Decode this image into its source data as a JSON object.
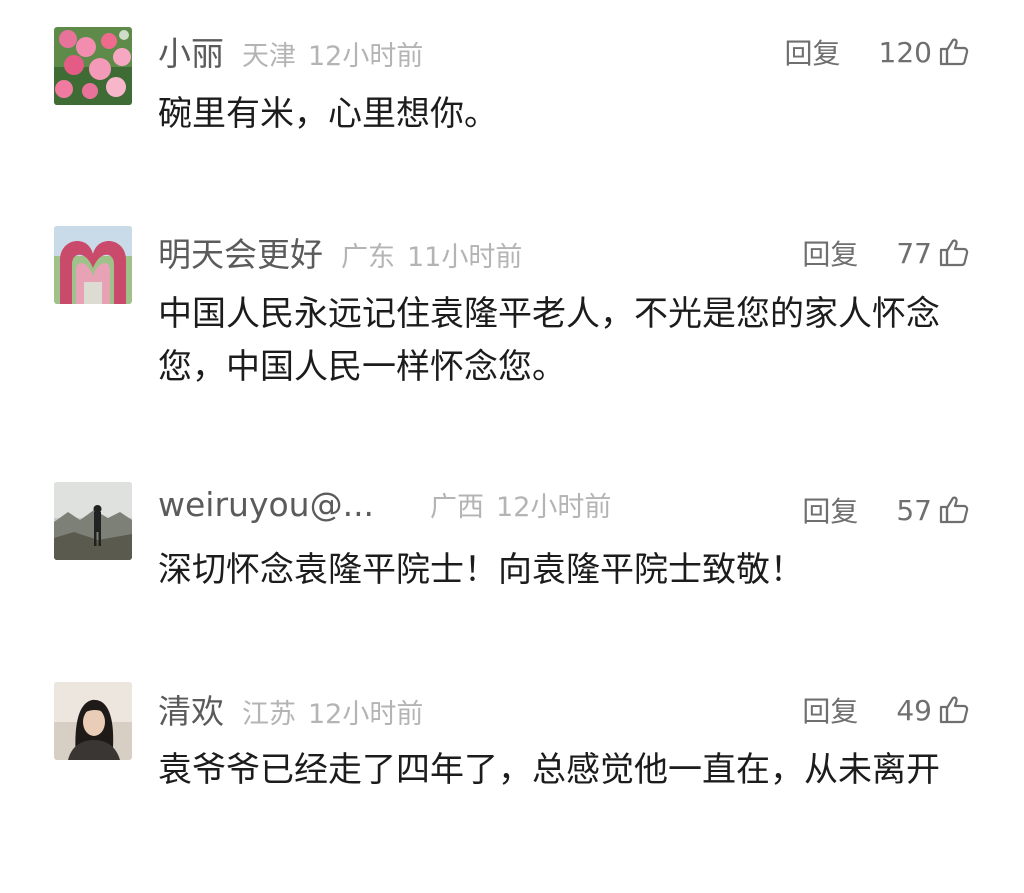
{
  "comments": [
    {
      "username": "小丽",
      "location": "天津",
      "time": "12小时前",
      "reply_label": "回复",
      "likes": "120",
      "text": "碗里有米，心里想你。",
      "avatar": "flower-wall-photo"
    },
    {
      "username": "明天会更好",
      "location": "广东",
      "time": "11小时前",
      "reply_label": "回复",
      "likes": "77",
      "text": "中国人民永远记住袁隆平老人，不光是您的家人怀念您，中国人民一样怀念您。",
      "avatar": "flower-arch-photo"
    },
    {
      "username": "weiruyou@...",
      "location": "广西",
      "time": "12小时前",
      "reply_label": "回复",
      "likes": "57",
      "text": "深切怀念袁隆平院士！向袁隆平院士致敬！",
      "avatar": "person-on-mountain-photo"
    },
    {
      "username": "清欢",
      "location": "江苏",
      "time": "12小时前",
      "reply_label": "回复",
      "likes": "49",
      "text": "袁爷爷已经走了四年了，总感觉他一直在，从未离开",
      "avatar": "woman-portrait-photo"
    }
  ],
  "colors": {
    "username": "#5b5b5b",
    "meta": "#b4b4b4",
    "text": "#1c1c1c",
    "action": "#6f6f6f"
  },
  "icons": {
    "like": "thumbs-up-icon"
  }
}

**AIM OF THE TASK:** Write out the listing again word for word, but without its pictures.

**SOLUTION BELOW:**
Decode this image into its source data as a JSON object.
{
  "comments": [
    {
      "username": "小丽",
      "location": "天津",
      "time": "12小时前",
      "reply_label": "回复",
      "likes": "120",
      "text": "碗里有米，心里想你。",
      "avatar": "flower-wall-photo"
    },
    {
      "username": "明天会更好",
      "location": "广东",
      "time": "11小时前",
      "reply_label": "回复",
      "likes": "77",
      "text": "中国人民永远记住袁隆平老人，不光是您的家人怀念您，中国人民一样怀念您。",
      "avatar": "flower-arch-photo"
    },
    {
      "username": "weiruyou@...",
      "location": "广西",
      "time": "12小时前",
      "reply_label": "回复",
      "likes": "57",
      "text": "深切怀念袁隆平院士！向袁隆平院士致敬！",
      "avatar": "person-on-mountain-photo"
    },
    {
      "username": "清欢",
      "location": "江苏",
      "time": "12小时前",
      "reply_label": "回复",
      "likes": "49",
      "text": "袁爷爷已经走了四年了，总感觉他一直在，从未离开",
      "avatar": "woman-portrait-photo"
    }
  ],
  "colors": {
    "username": "#5b5b5b",
    "meta": "#b4b4b4",
    "text": "#1c1c1c",
    "action": "#6f6f6f"
  },
  "icons": {
    "like": "thumbs-up-icon"
  }
}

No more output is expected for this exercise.